▶ Brief
The text of every record, exactly as given and with no pictures, should be your output.

▶ Stored items
--------
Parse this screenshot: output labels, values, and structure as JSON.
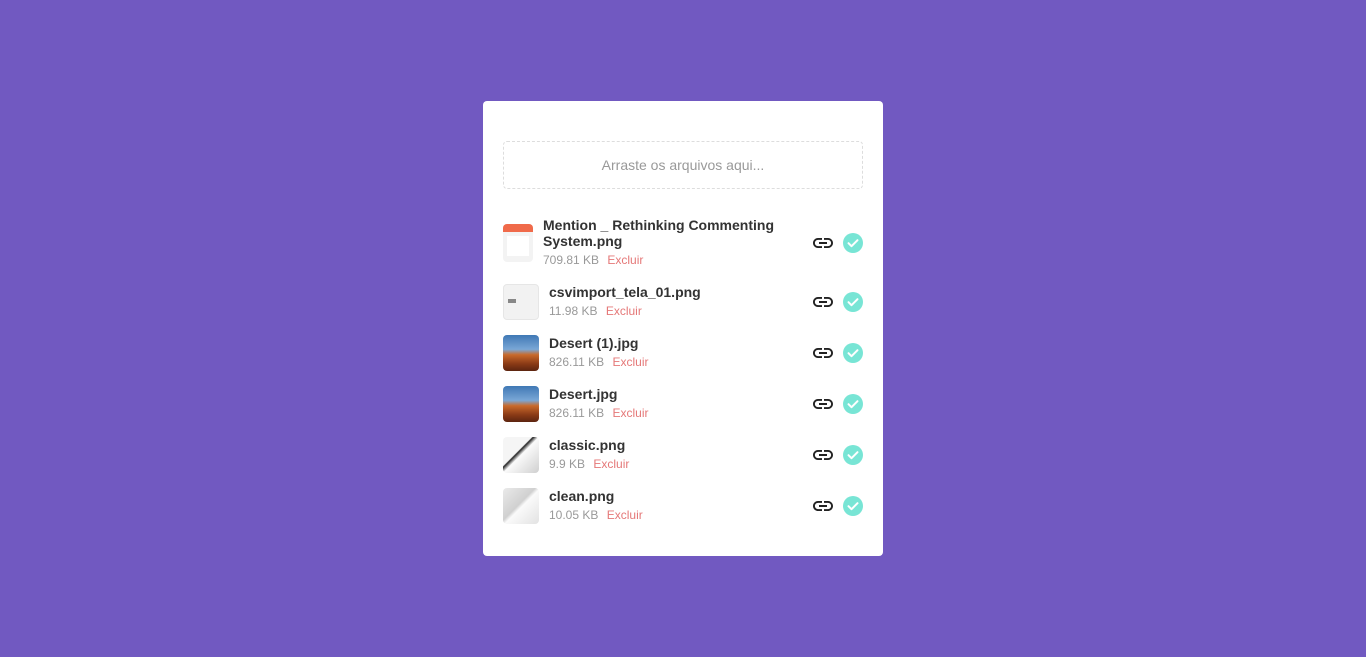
{
  "dropzone": {
    "placeholder": "Arraste os arquivos aqui..."
  },
  "files": [
    {
      "name": "Mention _ Rethinking Commenting System.png",
      "size": "709.81 KB",
      "delete_label": "Excluir",
      "thumb": "mention-screenshot"
    },
    {
      "name": "csvimport_tela_01.png",
      "size": "11.98 KB",
      "delete_label": "Excluir",
      "thumb": "csv-screenshot"
    },
    {
      "name": "Desert (1).jpg",
      "size": "826.11 KB",
      "delete_label": "Excluir",
      "thumb": "desert-photo"
    },
    {
      "name": "Desert.jpg",
      "size": "826.11 KB",
      "delete_label": "Excluir",
      "thumb": "desert-photo"
    },
    {
      "name": "classic.png",
      "size": "9.9 KB",
      "delete_label": "Excluir",
      "thumb": "classic-image"
    },
    {
      "name": "clean.png",
      "size": "10.05 KB",
      "delete_label": "Excluir",
      "thumb": "clean-image"
    }
  ],
  "icons": {
    "link": "link-icon",
    "success": "check-circle-icon"
  },
  "colors": {
    "background": "#7159c1",
    "delete": "#e57878",
    "success": "#78e5d5"
  }
}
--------
▶ Solution to the exercise
Parse this screenshot: output labels, values, and structure as JSON.
{
  "dropzone": {
    "placeholder": "Arraste os arquivos aqui..."
  },
  "files": [
    {
      "name": "Mention _ Rethinking Commenting System.png",
      "size": "709.81 KB",
      "delete_label": "Excluir",
      "thumb": "mention-screenshot"
    },
    {
      "name": "csvimport_tela_01.png",
      "size": "11.98 KB",
      "delete_label": "Excluir",
      "thumb": "csv-screenshot"
    },
    {
      "name": "Desert (1).jpg",
      "size": "826.11 KB",
      "delete_label": "Excluir",
      "thumb": "desert-photo"
    },
    {
      "name": "Desert.jpg",
      "size": "826.11 KB",
      "delete_label": "Excluir",
      "thumb": "desert-photo"
    },
    {
      "name": "classic.png",
      "size": "9.9 KB",
      "delete_label": "Excluir",
      "thumb": "classic-image"
    },
    {
      "name": "clean.png",
      "size": "10.05 KB",
      "delete_label": "Excluir",
      "thumb": "clean-image"
    }
  ],
  "icons": {
    "link": "link-icon",
    "success": "check-circle-icon"
  },
  "colors": {
    "background": "#7159c1",
    "delete": "#e57878",
    "success": "#78e5d5"
  }
}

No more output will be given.